• TRY IT: If an entry holds a picture, leave the picture out and copy the rest exactly.

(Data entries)
:::

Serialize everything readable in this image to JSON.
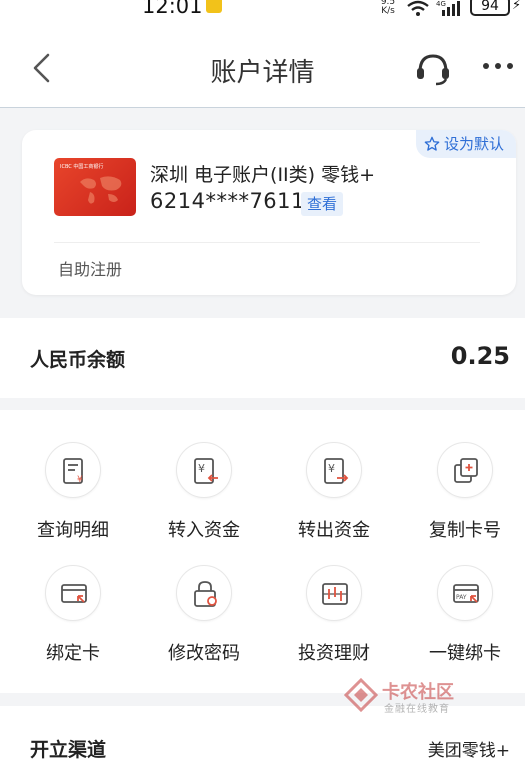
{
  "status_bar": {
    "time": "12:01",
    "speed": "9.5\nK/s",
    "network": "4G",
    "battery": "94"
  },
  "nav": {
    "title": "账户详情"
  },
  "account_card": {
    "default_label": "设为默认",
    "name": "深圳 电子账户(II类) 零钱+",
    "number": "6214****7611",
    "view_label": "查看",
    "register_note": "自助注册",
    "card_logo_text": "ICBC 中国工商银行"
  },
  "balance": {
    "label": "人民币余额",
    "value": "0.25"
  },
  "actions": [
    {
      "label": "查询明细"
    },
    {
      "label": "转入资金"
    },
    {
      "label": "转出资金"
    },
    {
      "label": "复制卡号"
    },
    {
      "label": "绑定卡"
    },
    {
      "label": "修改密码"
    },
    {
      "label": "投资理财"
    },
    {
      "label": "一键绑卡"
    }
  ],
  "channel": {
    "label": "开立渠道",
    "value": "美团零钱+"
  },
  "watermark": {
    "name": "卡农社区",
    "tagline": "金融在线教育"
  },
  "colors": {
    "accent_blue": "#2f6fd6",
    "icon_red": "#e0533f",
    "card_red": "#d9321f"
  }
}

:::

• FINISHED TASK:
Serialize everything readable in this image to JSON.
{
  "status_bar": {
    "time": "12:01",
    "speed": "9.5\nK/s",
    "network": "4G",
    "battery": "94"
  },
  "nav": {
    "title": "账户详情"
  },
  "account_card": {
    "default_label": "设为默认",
    "name": "深圳 电子账户(II类) 零钱+",
    "number": "6214****7611",
    "view_label": "查看",
    "register_note": "自助注册",
    "card_logo_text": "ICBC 中国工商银行"
  },
  "balance": {
    "label": "人民币余额",
    "value": "0.25"
  },
  "actions": [
    {
      "label": "查询明细"
    },
    {
      "label": "转入资金"
    },
    {
      "label": "转出资金"
    },
    {
      "label": "复制卡号"
    },
    {
      "label": "绑定卡"
    },
    {
      "label": "修改密码"
    },
    {
      "label": "投资理财"
    },
    {
      "label": "一键绑卡"
    }
  ],
  "channel": {
    "label": "开立渠道",
    "value": "美团零钱+"
  },
  "watermark": {
    "name": "卡农社区",
    "tagline": "金融在线教育"
  },
  "colors": {
    "accent_blue": "#2f6fd6",
    "icon_red": "#e0533f",
    "card_red": "#d9321f"
  }
}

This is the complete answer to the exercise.